• [Task statement] Each record, in full, must be restated word for word.

(Page and application data records)
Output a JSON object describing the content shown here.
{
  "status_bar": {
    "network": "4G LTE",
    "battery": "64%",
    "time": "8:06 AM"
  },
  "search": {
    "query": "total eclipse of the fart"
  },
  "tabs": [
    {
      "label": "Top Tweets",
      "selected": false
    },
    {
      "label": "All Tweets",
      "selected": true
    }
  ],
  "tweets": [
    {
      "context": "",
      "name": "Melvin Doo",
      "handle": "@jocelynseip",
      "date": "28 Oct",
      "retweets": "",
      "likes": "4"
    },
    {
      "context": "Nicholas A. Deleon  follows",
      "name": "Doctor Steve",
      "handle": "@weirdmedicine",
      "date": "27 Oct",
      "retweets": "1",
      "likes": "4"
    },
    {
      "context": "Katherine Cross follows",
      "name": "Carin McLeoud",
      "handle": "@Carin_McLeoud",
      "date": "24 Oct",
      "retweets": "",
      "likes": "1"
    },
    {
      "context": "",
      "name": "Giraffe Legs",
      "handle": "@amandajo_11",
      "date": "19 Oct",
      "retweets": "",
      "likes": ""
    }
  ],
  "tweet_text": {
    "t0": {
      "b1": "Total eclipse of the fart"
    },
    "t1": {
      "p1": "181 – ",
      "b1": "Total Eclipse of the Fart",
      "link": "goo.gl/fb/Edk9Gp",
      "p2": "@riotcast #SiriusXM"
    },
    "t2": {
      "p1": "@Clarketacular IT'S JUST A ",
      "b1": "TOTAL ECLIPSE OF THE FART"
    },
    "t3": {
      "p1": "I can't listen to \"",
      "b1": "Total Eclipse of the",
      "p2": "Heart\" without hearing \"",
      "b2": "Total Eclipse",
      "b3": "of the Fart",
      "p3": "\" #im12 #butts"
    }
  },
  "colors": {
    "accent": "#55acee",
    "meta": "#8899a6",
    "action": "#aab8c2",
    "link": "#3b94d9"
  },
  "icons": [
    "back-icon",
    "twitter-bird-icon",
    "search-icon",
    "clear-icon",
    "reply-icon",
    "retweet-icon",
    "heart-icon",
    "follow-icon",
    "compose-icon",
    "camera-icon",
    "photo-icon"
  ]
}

• [Answer to the exercise]
Output a JSON object describing the content shown here.
{
  "status_bar": {
    "network": "4G LTE",
    "battery": "64%",
    "time": "8:06 AM"
  },
  "search": {
    "query": "total eclipse of the fart"
  },
  "tabs": [
    {
      "label": "Top Tweets",
      "selected": false
    },
    {
      "label": "All Tweets",
      "selected": true
    }
  ],
  "tweets": [
    {
      "context": "",
      "name": "Melvin Doo",
      "handle": "@jocelynseip",
      "date": "28 Oct",
      "retweets": "",
      "likes": "4"
    },
    {
      "context": "Nicholas A. Deleon  follows",
      "name": "Doctor Steve",
      "handle": "@weirdmedicine",
      "date": "27 Oct",
      "retweets": "1",
      "likes": "4"
    },
    {
      "context": "Katherine Cross follows",
      "name": "Carin McLeoud",
      "handle": "@Carin_McLeoud",
      "date": "24 Oct",
      "retweets": "",
      "likes": "1"
    },
    {
      "context": "",
      "name": "Giraffe Legs",
      "handle": "@amandajo_11",
      "date": "19 Oct",
      "retweets": "",
      "likes": ""
    }
  ],
  "tweet_text": {
    "t0": {
      "b1": "Total eclipse of the fart"
    },
    "t1": {
      "p1": "181 – ",
      "b1": "Total Eclipse of the Fart",
      "link": "goo.gl/fb/Edk9Gp",
      "p2": "@riotcast #SiriusXM"
    },
    "t2": {
      "p1": "@Clarketacular IT'S JUST A ",
      "b1": "TOTAL ECLIPSE OF THE FART"
    },
    "t3": {
      "p1": "I can't listen to \"",
      "b1": "Total Eclipse of the",
      "p2": "Heart\" without hearing \"",
      "b2": "Total Eclipse",
      "b3": "of the Fart",
      "p3": "\" #im12 #butts"
    }
  },
  "colors": {
    "accent": "#55acee",
    "meta": "#8899a6",
    "action": "#aab8c2",
    "link": "#3b94d9"
  },
  "icons": [
    "back-icon",
    "twitter-bird-icon",
    "search-icon",
    "clear-icon",
    "reply-icon",
    "retweet-icon",
    "heart-icon",
    "follow-icon",
    "compose-icon",
    "camera-icon",
    "photo-icon"
  ]
}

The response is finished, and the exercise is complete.